According to the International Organisation for Migration (IOM), at least 32,000 migrants, including 1,600 children have died since 2014 on these journeys. The actual number of deaths is likely higher, as IOM started recording migrant casualties and disappearances only in 2014.
The heart-breaking photograph of Oscar Alberto Martinez, a 25-year-old father, and his 24-month-old daughter, Angie Valeria, spotlighted the dangers facing the 70 million forcibly displaced people in the world, the majority of which are reported to be children, who decide to undertake treacherous journeys for a better future.
According to the United States Border Patrol, 283 migrant fatalities were recorded on the Mexican-US border in 2018. Activists, however, believe that the actual number of fatalities is much higher as the bodies of many migrants who die along the 3,138-kilometre long border are never found.
The photo of Martinez and his daughter was compared to the iconic photograph of Alan Kurdi, the three-year-old Syrian refugee, whose body washed up on the shores of the Mediterranean in 2015. The boy arrived with a wave of Syrian refugees, and the resulting dismay across Europe lead to the EU-ordered closure of the migrant route between Turkey and Greece. Since then, Mediterranean Sea crossings have subsided and reportedly contributed to the decrease of overall migrant casualty rates, down from 6,280 in 2017 to 4,734 in 2018 according to IOM.
Frank Laczko, the Head of IOM’s Data Analysis Centre, told Thomson Reuters Foundation that the graphic image of Alan Kurdi’s death caught the world’s attention, and should have catalysed actions to halt the refugee crisis’ skyrocketing casualty rates.
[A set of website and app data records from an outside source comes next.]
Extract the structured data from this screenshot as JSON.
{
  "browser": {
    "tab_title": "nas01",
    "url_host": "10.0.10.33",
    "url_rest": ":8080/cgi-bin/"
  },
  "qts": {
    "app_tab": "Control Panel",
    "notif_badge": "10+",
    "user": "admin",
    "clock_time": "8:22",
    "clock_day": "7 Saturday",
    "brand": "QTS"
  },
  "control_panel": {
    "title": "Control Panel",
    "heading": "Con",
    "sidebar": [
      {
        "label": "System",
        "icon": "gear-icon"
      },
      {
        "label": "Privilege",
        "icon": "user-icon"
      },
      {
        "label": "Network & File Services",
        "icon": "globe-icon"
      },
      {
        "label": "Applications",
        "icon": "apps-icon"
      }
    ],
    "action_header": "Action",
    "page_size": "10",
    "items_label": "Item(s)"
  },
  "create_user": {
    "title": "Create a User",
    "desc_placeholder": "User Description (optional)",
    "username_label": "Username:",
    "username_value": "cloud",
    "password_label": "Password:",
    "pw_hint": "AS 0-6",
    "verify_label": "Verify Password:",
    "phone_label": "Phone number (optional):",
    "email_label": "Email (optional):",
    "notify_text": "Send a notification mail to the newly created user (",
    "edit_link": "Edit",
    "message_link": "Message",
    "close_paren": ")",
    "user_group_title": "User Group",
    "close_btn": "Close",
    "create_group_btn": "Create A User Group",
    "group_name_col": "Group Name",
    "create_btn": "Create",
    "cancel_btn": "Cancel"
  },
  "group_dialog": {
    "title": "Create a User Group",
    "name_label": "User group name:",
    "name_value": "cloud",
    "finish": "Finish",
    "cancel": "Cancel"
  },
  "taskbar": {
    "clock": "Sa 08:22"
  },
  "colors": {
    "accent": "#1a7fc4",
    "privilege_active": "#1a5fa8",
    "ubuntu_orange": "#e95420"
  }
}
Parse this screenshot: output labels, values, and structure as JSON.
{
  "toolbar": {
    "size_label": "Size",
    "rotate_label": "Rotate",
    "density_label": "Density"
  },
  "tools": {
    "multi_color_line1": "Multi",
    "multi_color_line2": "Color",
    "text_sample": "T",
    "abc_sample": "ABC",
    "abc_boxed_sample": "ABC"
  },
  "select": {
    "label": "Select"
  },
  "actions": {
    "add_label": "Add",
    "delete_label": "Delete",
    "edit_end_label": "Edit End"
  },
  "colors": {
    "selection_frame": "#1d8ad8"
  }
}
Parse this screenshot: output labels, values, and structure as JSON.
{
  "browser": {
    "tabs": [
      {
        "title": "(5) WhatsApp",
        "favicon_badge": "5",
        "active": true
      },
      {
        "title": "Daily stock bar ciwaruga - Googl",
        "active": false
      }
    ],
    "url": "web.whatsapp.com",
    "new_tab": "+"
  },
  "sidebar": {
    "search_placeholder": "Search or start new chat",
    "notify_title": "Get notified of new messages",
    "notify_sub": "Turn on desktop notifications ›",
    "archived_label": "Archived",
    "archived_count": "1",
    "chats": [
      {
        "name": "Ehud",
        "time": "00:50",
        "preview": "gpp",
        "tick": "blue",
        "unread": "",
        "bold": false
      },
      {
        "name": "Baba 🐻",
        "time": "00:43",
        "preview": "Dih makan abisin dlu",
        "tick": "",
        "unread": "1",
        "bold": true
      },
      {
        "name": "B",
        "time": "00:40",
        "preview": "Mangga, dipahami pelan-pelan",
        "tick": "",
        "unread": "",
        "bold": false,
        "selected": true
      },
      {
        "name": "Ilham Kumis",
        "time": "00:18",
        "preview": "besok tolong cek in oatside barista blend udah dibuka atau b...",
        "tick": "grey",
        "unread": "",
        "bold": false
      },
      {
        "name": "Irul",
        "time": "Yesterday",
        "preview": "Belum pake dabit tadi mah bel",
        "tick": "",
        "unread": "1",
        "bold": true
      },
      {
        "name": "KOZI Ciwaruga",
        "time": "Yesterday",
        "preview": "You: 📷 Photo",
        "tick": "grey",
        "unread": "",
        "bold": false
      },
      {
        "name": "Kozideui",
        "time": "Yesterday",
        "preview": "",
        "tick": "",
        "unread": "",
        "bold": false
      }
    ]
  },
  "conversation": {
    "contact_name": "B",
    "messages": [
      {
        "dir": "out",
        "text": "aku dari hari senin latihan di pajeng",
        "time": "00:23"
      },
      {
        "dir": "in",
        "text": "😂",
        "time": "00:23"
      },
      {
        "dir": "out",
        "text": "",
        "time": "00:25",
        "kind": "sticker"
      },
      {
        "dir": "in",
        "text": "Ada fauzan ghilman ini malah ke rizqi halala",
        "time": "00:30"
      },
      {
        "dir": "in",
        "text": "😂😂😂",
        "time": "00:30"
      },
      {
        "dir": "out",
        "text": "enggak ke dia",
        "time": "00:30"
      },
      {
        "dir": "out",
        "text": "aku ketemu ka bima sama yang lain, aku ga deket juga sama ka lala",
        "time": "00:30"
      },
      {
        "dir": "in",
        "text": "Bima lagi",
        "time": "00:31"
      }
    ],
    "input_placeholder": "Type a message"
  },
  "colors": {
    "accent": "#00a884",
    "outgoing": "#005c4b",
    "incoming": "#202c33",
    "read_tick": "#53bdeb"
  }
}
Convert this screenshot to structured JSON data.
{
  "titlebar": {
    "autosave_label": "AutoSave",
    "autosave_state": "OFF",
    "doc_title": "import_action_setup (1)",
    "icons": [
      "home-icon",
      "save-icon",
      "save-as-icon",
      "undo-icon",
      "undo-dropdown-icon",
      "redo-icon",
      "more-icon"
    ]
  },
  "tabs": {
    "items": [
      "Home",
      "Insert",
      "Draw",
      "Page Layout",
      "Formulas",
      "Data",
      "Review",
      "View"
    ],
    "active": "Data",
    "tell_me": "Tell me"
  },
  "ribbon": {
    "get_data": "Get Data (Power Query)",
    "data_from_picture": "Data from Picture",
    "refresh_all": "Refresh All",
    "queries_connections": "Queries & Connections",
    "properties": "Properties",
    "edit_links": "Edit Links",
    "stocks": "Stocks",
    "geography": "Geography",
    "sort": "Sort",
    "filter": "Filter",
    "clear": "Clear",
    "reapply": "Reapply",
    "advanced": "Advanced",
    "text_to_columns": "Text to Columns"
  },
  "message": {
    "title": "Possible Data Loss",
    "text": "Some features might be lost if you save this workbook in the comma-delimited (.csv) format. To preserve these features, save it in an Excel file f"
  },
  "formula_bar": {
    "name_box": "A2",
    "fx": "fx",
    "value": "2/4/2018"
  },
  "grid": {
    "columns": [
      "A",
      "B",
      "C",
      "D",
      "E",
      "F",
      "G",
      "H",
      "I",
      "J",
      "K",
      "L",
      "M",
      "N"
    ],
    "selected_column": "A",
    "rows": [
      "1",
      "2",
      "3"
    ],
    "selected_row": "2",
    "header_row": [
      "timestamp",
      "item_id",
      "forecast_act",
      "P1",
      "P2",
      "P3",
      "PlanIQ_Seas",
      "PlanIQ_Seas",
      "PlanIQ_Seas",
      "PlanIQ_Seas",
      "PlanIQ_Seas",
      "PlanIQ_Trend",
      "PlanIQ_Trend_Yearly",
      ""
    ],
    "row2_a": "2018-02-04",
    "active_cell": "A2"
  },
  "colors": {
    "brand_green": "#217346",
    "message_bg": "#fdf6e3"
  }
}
Laczko added that despite recognizing the need for a global response, the world witnessed ‘relatively little action taken from a humanitarian perspective to help the families […]’. He further highlighted that these countries’ actions demonstrated their priority of defending their borders, as emphasized by the fact that several countries have built fences around their borders to deter migrants flowing in from neighbouring countries. Moreover, European Union member states and the United States have pressured their neighbours to prevent people from attempting to leave and undertake these journeys.